Does it really take as long as you think before you are harvesting homegrown fruit? Find out how many years it takes your fruit trees to bear fruit.

There's an old proverb that says, "The best time to plant a tree was 20 years ago. The second best time is now."

In a culture that is accustomed to instant gratification, the natural process of growing fruit trees may seem like an eternity. However, any gardener will remind you that anything worth doing is worth waiting for. So, on average, how long is it before you should expect to see fruit from your newly planted trees? Take a look.

Stark Bro's Fruit Trees – Average Time Until Your First Harvest

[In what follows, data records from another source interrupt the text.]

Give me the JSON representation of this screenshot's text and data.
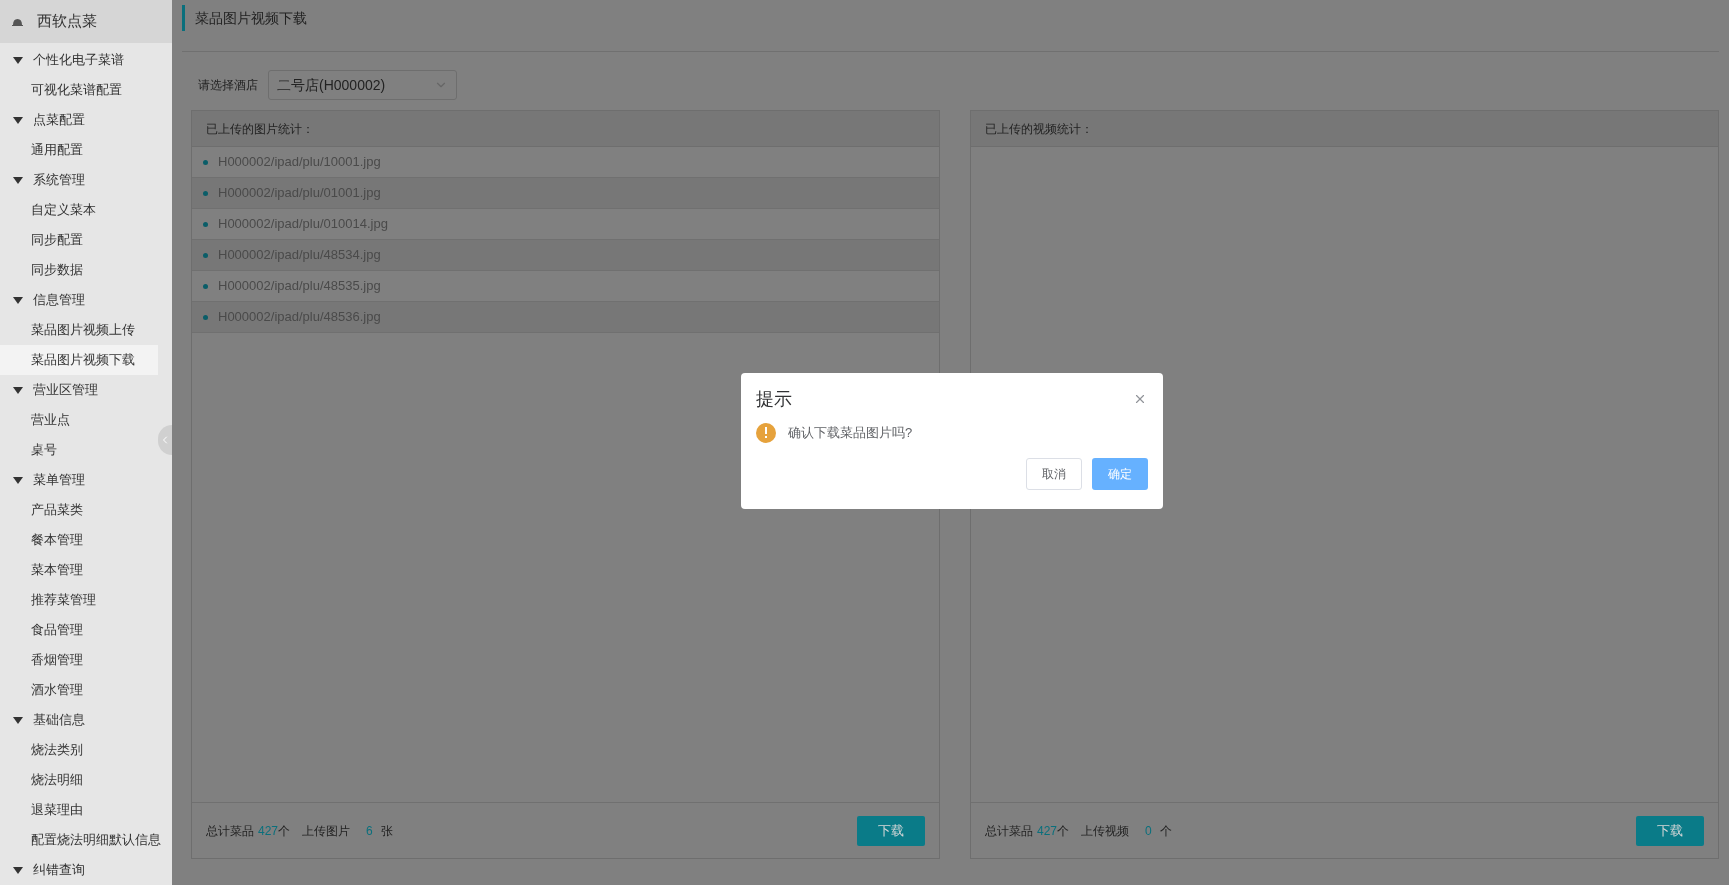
{
  "app_title": "西软点菜",
  "sidebar": {
    "groups": [
      {
        "label": "个性化电子菜谱",
        "expanded": true,
        "children": [
          {
            "label": "可视化菜谱配置",
            "selected": false
          }
        ]
      },
      {
        "label": "点菜配置",
        "expanded": true,
        "children": [
          {
            "label": "通用配置",
            "selected": false
          }
        ]
      },
      {
        "label": "系统管理",
        "expanded": true,
        "children": [
          {
            "label": "自定义菜本",
            "selected": false
          },
          {
            "label": "同步配置",
            "selected": false
          },
          {
            "label": "同步数据",
            "selected": false
          }
        ]
      },
      {
        "label": "信息管理",
        "expanded": true,
        "children": [
          {
            "label": "菜品图片视频上传",
            "selected": false
          },
          {
            "label": "菜品图片视频下载",
            "selected": true
          }
        ]
      },
      {
        "label": "营业区管理",
        "expanded": true,
        "children": [
          {
            "label": "营业点",
            "selected": false
          },
          {
            "label": "桌号",
            "selected": false
          }
        ]
      },
      {
        "label": "菜单管理",
        "expanded": true,
        "children": [
          {
            "label": "产品菜类",
            "selected": false
          },
          {
            "label": "餐本管理",
            "selected": false
          },
          {
            "label": "菜本管理",
            "selected": false
          },
          {
            "label": "推荐菜管理",
            "selected": false
          },
          {
            "label": "食品管理",
            "selected": false
          },
          {
            "label": "香烟管理",
            "selected": false
          },
          {
            "label": "酒水管理",
            "selected": false
          }
        ]
      },
      {
        "label": "基础信息",
        "expanded": true,
        "children": [
          {
            "label": "烧法类别",
            "selected": false
          },
          {
            "label": "烧法明细",
            "selected": false
          },
          {
            "label": "退菜理由",
            "selected": false
          },
          {
            "label": "配置烧法明细默认信息",
            "selected": false
          }
        ]
      },
      {
        "label": "纠错查询",
        "expanded": true
      }
    ]
  },
  "page_title": "菜品图片视频下载",
  "hotel_select": {
    "label": "请选择酒店",
    "value": "二号店(H000002)"
  },
  "panels": [
    {
      "title": "已上传的图片统计：",
      "files": [
        "H000002/ipad/plu/10001.jpg",
        "H000002/ipad/plu/01001.jpg",
        "H000002/ipad/plu/010014.jpg",
        "H000002/ipad/plu/48534.jpg",
        "H000002/ipad/plu/48535.jpg",
        "H000002/ipad/plu/48536.jpg"
      ],
      "footer": {
        "total_label": "总计菜品",
        "total_value": "427",
        "total_unit": "个",
        "upload_label": "上传图片",
        "upload_value": "6",
        "upload_unit": "张"
      },
      "button": "下载"
    },
    {
      "title": "已上传的视频统计：",
      "footer": {
        "total_label": "总计菜品",
        "total_value": "427",
        "total_unit": "个",
        "upload_label": "上传视频",
        "upload_value": "0",
        "upload_unit": "个"
      },
      "button": "下载"
    }
  ],
  "dialog": {
    "title": "提示",
    "message": "确认下载菜品图片吗?",
    "buttons": [
      {
        "label": "取消",
        "kind": "secondary"
      },
      {
        "label": "确定",
        "kind": "primary"
      }
    ]
  }
}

Stark Bro's Trees are 1-2 years old when shipped. "Years to Fruit" begins counting after the trees are transplanted into your growing space.

Fruit Tree TypeYears to Bear
Apple Trees2-5 years
Apricot Trees2-5 years
Avacado Trees3-4 years
Banana Plants2-3 years
Sour Cherry Trees3-5 years
Sweet Cherry Trees4-7 years
Citrus Trees1-2 years
Fig Trees1-2 years
Mulberry Trees2-3 years
Nectarine Trees2-4 years
Olive Trees2-3 years
Pawpaw Trees5-7 years
Peach Trees2-4 years
Pear Trees4-6 years
Persimmon Trees3-4 years
Plum Trees3-6 years
Pomegranate Trees2-3 years

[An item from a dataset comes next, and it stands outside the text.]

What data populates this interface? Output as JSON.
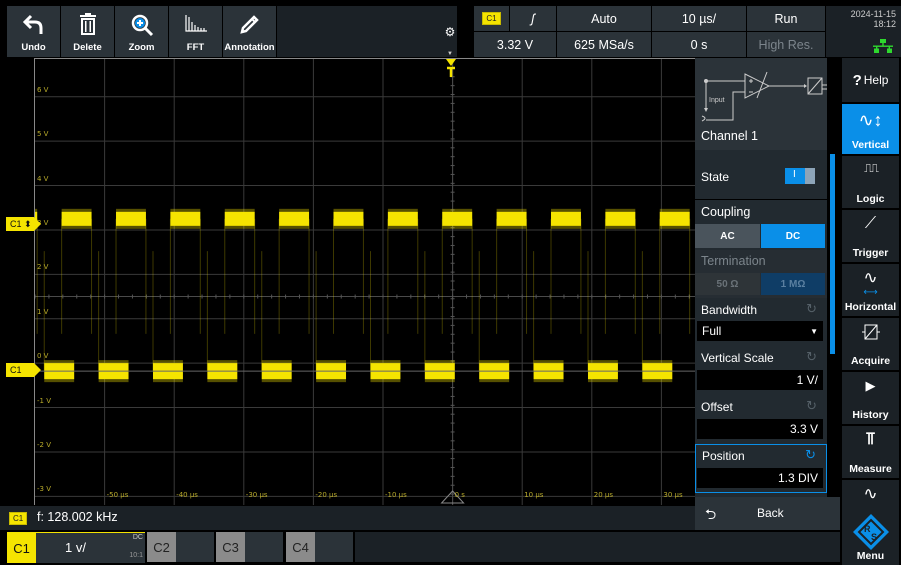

Considerations & Tips When Choosing A Fruit Tree

When considering how soon to expect your first harvest, another aspect to keep in mind is the mature size of your tree. Dwarf and columnar fruit trees tend to start producing sooner than semi-dwarf trees, with standard trees taking the longest. However, the trade-off is a longer life span in semi-dwarf and standard trees.

At Stark Bro's we like to recommend planting a variety of fruits of different sizes. Try planting a few dwarf trees for a timely harvest, that way you can find the flavors you enjoy most! Then go on to plant your favorites in semi-dwarf or standard for a legacy to leave behind.

You will find that fruit trees like apples, apricots, nectarines, and peaches are the most viable solutions for short-term homeowners, increasing property value and a treat to leave for the next occupants! Those who can grow citrus trees comfortably, well, you've got it good — fresh-squeezed orange juice in the morning and lemonade in the summer! For colder-zoned folks, citrus trees can be grown in containers and brought inside over the winter.

Hitting the top of the waiting list are sweet cherries and pawpaws. These edibles require a longer-term commitment, so it's best to get these started right away so that you can enjoy the edibles you love as soon as possible! While they're growing, these trees make for some beautiful landscape additions.